Both tenants and landlords are constrained by leases. A landlord generally cannot raise the rent or force a tenant to move out before the lease ends unless the tenant materially breached the lease in some way (for example, they fail to pay rent). Tenants, unless extraordinary circumstances exist, are generally legally bound to pay rent for the full lease term, whether or not the space is occupied. Issues arise when a tenant has to cut short his use of the leased premises prior to the lease’s term.
When You Can Break a Lease in Texas
In Texas, you may be able to legally move out (with no associated damages) before the lease term ends in the following situations:
- You are starting active military duty
- You are a victim of stalking or sexual assault
- The rental violates Texas Health or Safety Codes (there’s a “constructive eviction”)
- Your landlord violates your privacy rights or harasses you.
Breaching a Lease in Texas
Even if a tenant does not have legal justification to break a lease as described above, the tenant still may be able to avoid paying all the rent due for the remaining lease term. Texas law mandates that landlords use reasonable measures to mitigate damages and keep their losses to a minimum. In Texas, a landlord must make reasonable efforts to re-lease the tenant’s space rather than charge the tenant for the total remaining rent due under the lease.
In many cases, a tenant may not have to pay much, if any, additional rent. A tenant is required to pay only the amount of rent the landlord loses because of their early exit. If a landlord does try to re-lease the property in a reasonable time frame, he should subtract the rent received from new tenants from the amount the tenant owes.
How to Minimize the Cost When Breaking a Lease
If you need to leave your rental early and you do not have a legal way out of the lease, there is a lot you can do to limit the amount of money you may ultimately owe your landlord and help ensure future good references when you are looking for your next place to live.
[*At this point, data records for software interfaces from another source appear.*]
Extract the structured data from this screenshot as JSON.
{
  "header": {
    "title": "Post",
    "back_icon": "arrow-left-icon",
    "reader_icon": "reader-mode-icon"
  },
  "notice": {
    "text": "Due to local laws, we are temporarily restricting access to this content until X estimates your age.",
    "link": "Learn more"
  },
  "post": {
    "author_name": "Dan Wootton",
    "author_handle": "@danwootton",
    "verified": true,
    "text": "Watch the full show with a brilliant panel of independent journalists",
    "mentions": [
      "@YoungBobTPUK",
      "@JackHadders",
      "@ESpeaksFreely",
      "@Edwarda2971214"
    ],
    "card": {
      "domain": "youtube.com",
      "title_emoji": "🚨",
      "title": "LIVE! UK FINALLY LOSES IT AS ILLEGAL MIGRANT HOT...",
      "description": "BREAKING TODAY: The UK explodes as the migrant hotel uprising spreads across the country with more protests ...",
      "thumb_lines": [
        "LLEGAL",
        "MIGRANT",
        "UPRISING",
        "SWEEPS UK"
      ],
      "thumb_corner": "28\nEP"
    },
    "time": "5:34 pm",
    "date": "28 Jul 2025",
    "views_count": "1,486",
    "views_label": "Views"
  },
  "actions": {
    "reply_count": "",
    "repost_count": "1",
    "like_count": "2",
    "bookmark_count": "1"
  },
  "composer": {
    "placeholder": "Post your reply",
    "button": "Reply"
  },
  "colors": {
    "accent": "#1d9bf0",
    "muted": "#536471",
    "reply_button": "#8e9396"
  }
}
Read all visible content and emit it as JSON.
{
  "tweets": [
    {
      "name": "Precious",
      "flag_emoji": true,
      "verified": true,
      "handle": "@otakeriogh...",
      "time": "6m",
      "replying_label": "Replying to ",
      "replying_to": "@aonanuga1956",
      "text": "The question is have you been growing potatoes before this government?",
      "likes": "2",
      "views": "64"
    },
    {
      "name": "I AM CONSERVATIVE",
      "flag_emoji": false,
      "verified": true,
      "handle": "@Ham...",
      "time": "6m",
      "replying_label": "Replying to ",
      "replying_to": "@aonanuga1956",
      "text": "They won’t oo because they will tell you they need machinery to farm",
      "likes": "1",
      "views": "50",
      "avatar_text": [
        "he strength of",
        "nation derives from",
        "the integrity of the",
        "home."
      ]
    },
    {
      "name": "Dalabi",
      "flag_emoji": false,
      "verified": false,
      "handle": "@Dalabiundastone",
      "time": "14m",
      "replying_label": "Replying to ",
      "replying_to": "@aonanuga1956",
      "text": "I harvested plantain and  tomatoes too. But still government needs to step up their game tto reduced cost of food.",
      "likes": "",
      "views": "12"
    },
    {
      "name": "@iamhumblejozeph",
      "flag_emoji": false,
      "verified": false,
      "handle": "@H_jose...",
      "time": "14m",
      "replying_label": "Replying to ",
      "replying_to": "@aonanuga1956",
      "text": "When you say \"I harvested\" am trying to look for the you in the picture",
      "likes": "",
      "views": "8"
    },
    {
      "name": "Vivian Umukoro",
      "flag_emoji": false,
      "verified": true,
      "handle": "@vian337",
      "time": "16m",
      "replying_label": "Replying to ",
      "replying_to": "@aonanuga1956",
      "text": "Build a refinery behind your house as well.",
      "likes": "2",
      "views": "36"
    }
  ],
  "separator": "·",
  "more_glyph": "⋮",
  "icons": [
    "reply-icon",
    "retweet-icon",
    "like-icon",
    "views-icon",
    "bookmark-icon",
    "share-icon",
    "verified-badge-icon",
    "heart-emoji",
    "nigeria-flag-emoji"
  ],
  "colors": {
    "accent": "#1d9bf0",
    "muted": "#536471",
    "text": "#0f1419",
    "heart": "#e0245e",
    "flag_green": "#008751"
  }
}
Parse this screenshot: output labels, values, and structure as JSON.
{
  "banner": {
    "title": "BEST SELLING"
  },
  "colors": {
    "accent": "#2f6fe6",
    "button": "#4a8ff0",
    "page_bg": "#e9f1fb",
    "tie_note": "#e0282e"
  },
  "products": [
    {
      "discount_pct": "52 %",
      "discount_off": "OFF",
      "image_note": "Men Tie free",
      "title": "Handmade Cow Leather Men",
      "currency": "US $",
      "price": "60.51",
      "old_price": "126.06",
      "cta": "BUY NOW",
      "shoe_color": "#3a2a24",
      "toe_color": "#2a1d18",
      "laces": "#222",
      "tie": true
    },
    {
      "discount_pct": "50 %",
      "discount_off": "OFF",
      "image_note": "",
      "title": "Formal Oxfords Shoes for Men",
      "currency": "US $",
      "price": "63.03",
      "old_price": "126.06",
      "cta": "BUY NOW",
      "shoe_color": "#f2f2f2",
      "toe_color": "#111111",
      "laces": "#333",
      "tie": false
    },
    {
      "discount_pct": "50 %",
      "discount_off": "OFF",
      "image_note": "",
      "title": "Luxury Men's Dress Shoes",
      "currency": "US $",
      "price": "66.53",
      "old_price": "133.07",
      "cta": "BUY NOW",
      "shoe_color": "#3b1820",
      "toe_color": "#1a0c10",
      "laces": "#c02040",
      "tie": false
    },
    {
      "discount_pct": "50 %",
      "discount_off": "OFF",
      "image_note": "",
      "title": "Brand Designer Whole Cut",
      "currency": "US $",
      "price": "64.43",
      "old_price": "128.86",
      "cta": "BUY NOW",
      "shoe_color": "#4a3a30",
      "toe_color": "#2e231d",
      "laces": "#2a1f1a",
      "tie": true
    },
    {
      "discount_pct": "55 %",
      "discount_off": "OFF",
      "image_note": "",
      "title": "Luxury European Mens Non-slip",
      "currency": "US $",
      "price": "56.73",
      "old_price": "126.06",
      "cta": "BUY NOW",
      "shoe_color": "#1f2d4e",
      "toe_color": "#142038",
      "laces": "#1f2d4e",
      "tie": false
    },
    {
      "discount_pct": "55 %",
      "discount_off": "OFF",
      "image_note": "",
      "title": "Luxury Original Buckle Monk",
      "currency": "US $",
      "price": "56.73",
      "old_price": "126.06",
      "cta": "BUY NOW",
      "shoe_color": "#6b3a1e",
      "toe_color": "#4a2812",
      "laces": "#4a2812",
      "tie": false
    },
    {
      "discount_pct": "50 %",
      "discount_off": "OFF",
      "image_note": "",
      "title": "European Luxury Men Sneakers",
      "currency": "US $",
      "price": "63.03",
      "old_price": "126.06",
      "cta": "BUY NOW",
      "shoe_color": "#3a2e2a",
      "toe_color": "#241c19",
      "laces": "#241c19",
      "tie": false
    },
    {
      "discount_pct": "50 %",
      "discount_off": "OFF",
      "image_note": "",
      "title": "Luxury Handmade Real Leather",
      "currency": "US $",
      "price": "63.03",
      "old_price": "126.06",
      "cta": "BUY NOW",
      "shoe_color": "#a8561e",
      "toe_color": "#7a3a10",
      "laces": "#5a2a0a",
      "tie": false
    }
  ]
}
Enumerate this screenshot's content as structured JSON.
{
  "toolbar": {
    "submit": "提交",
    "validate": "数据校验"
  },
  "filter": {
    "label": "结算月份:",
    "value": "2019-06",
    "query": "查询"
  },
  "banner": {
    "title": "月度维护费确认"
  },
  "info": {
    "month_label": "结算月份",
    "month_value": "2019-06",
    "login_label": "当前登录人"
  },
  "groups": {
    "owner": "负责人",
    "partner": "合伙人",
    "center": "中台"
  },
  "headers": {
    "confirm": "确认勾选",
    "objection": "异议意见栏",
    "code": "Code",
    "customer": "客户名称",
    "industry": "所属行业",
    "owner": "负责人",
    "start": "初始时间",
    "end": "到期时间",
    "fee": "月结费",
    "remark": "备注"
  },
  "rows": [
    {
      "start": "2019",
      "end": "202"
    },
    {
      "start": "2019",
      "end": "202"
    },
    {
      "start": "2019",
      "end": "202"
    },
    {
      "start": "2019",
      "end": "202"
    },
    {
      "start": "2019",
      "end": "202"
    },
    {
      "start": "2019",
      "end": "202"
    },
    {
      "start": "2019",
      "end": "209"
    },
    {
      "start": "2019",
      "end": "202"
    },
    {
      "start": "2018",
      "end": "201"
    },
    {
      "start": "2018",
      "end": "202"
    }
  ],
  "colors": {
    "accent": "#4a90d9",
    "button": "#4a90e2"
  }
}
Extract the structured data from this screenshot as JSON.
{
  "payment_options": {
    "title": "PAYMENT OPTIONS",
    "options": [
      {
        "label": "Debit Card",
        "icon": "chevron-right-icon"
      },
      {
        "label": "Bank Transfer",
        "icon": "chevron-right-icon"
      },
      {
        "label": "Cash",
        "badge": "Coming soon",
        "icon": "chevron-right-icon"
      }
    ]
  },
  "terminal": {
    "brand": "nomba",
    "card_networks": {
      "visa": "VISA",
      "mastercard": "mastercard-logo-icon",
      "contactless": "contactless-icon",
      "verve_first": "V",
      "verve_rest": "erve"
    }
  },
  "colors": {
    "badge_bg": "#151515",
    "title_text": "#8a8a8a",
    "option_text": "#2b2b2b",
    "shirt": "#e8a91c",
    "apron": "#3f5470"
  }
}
You should provide as much notice as possible and communicate with your landlord, letting them know why you need to leave early. You may even be able to provide your landlord a new tenant – someone with good credit and excellent references – to help minimize or eliminate your damages.
Contact our Austin Attorneys
If you need legal assistance when breaking a lease, please contact Shaw Cowart LLP using the form on this page or call 512-499-8900 today to schedule a consultation. We serve clients in the Austin, Texas area.